Gas lift is a method of artificial lift that uses an external source of high-pressure gas for supplementing formation gas to lift the well fluids. The principle of gas lift is that gas injected into the tubing reduces the density of the fluids in the tubing, and the bubbles have a “scrubbing” action on the liquids. Both factors act to lower the flowing bottomhole pressure (BHP) at the bottom of the tubing. There are two basic types of gas lift in use today—continuous and intermittent flow.

Continuous-flow gas lift is recommended for high-volume and high-static BHP wells in which major pumping problems could occur with other artificial lift methods. It is an excellent application for offshore formations that have a strong waterdrive, or in waterflood reservoirs with good PIs and high gas/oil ratios (GORs). When high-pressure gas is available without compression or when gas cost is low, gas lift is especially attractive. Continuous-flow gas lift supplements the produced gas with additional gas injection to lower the intake pressure to the tubing, resulting in lower formation pressure as well..

As the name implies, intermittent flow is the periodic displacement of liquid from the tubing by the injection of high-pressure gas. The action is similar to that observed when a bullet is fired from a gun. The liquid slug that has accumulated in the tubing represents the bullet. When the trigger is pulled (gas lift valve opens), high-pressure injection gas enters the chamber (tubing) and rapidly expands. This action forces the liquid slug from the tubing in the same way that expanding gas forces the bullet from the gun. The disadvantage of intermittent-flow gas lift is the “on/off” need for high-pressure gas, which presents a gas-handling problem at the surface and causes surging in the flowing bottomhole pressure that cannot be tolerated in many wells producing sand. Because of the intermittent production of the well, intermittent-flow gas lift is not capable of producing at as high a rate as continuous-flow gas lift.

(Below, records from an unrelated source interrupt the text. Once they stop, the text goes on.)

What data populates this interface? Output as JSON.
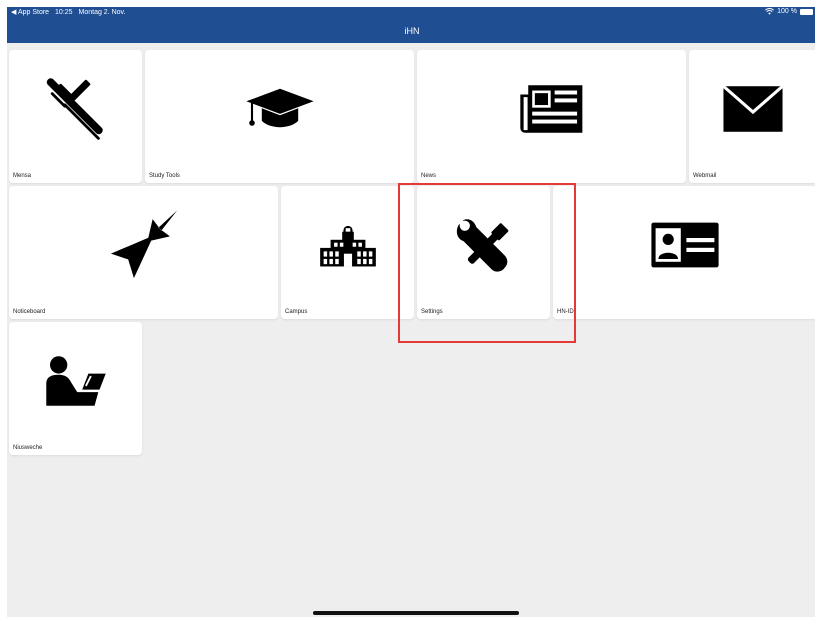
{
  "status_bar": {
    "back_app": "◀ App Store",
    "time": "10:25",
    "date": "Montag 2. Nov.",
    "wifi": "wifi-icon",
    "battery": "100 %"
  },
  "app_title": "iHN",
  "tiles": [
    {
      "id": "mensa",
      "label": "Mensa",
      "icon": "cutlery-icon"
    },
    {
      "id": "study-tools",
      "label": "Study Tools",
      "icon": "graduation-cap-icon"
    },
    {
      "id": "news",
      "label": "News",
      "icon": "newspaper-icon"
    },
    {
      "id": "webmail",
      "label": "Webmail",
      "icon": "envelope-icon"
    },
    {
      "id": "noticeboard",
      "label": "Noticeboard",
      "icon": "pin-icon"
    },
    {
      "id": "campus",
      "label": "Campus",
      "icon": "school-building-icon"
    },
    {
      "id": "settings",
      "label": "Settings",
      "icon": "tools-icon"
    },
    {
      "id": "hn-id",
      "label": "HN-ID",
      "icon": "id-card-icon"
    },
    {
      "id": "niusweche",
      "label": "Niusweche",
      "icon": "reader-icon"
    }
  ],
  "colors": {
    "header_bg": "#1f4e92",
    "page_bg": "#eeeeee",
    "tile_bg": "#ffffff",
    "highlight": "#e53935"
  }
}
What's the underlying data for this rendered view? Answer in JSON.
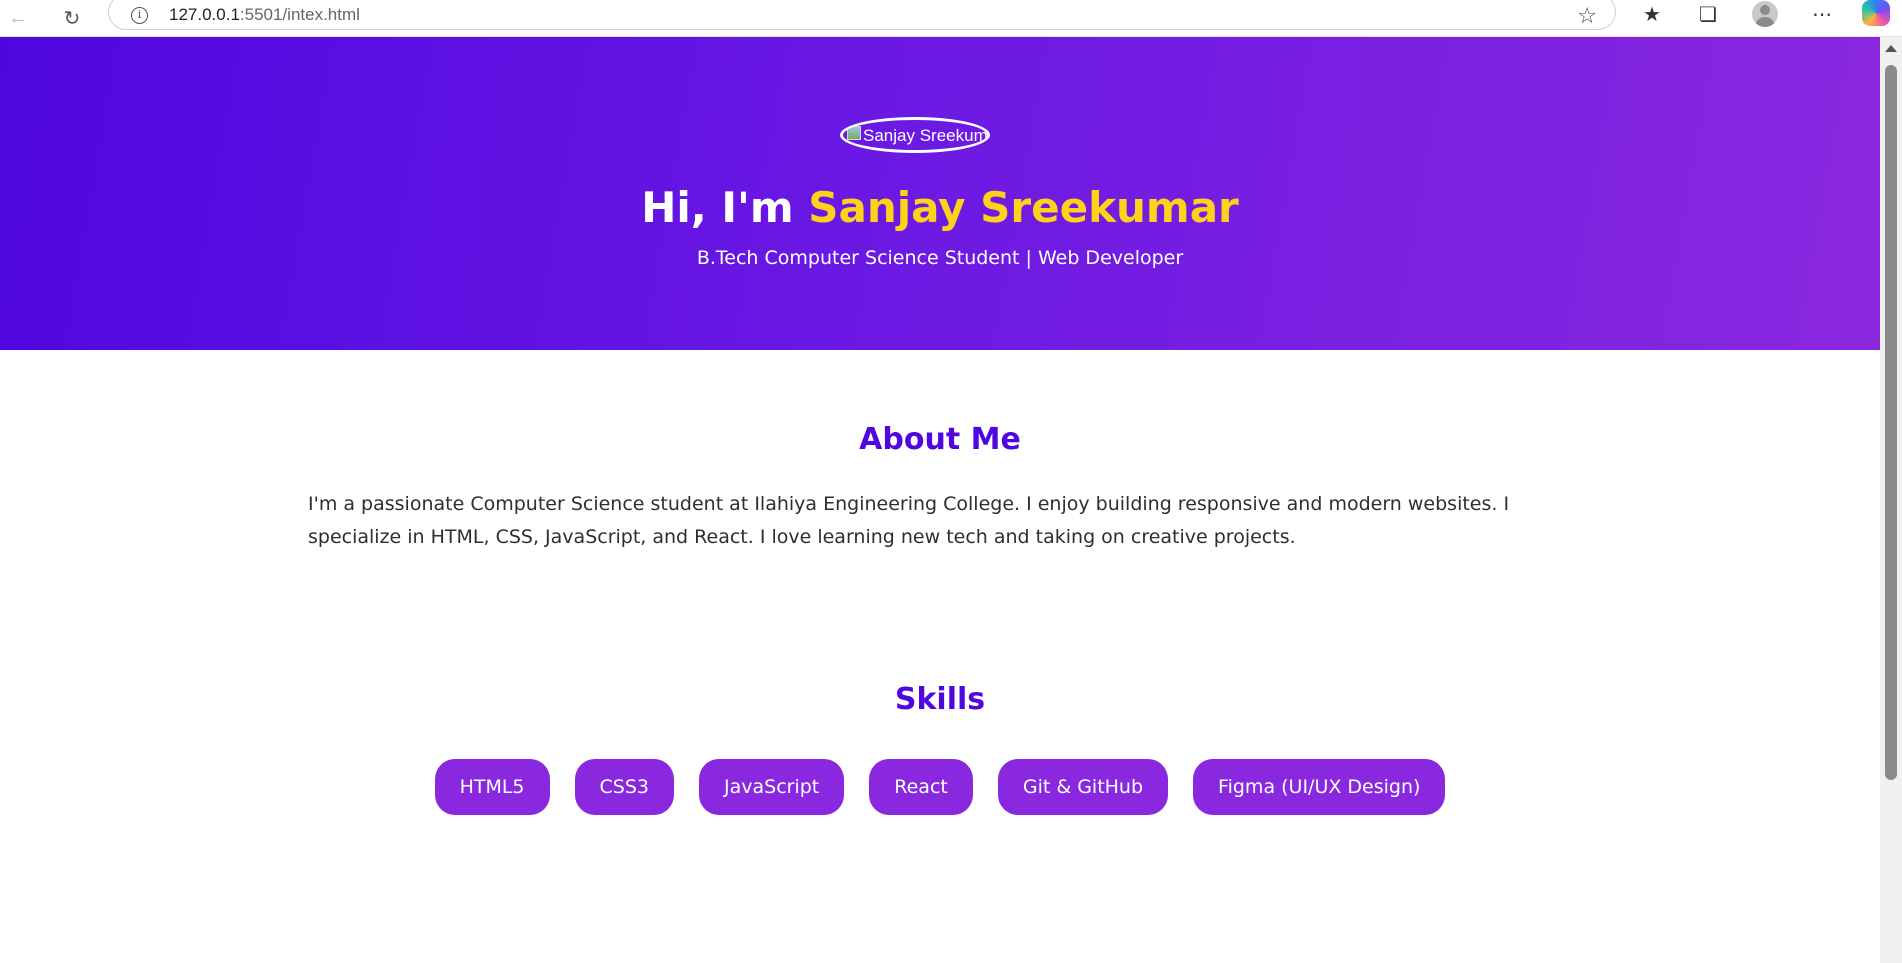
{
  "browser": {
    "url_host": "127.0.0.1",
    "url_rest": ":5501/intex.html"
  },
  "hero": {
    "profile_image_alt": "Sanjay Sreekumar",
    "greeting": "Hi, I'm ",
    "name": "Sanjay Sreekumar",
    "subtitle": "B.Tech Computer Science Student | Web Developer"
  },
  "about": {
    "title": "About Me",
    "text": "I'm a passionate Computer Science student at Ilahiya Engineering College. I enjoy building responsive and modern websites. I specialize in HTML, CSS, JavaScript, and React. I love learning new tech and taking on creative projects."
  },
  "skills": {
    "title": "Skills",
    "items": [
      "HTML5",
      "CSS3",
      "JavaScript",
      "React",
      "Git & GitHub",
      "Figma (UI/UX Design)"
    ]
  },
  "colors": {
    "hero_start": "#4f07e0",
    "hero_end": "#8a28df",
    "name_highlight": "#ffd21a",
    "section_title": "#4f07e0",
    "skill_pill": "#8a28df"
  }
}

Intermittent flow should not be considered unless the flowing bottomhole pressure is low, and the well is gas lifting from the bottom valve.

Downhole gas lift equipment consists mainly of the gas lift valves and the mandrels in which the valves are placed. Our company offer all kind of related equipment on the Gas Lift process.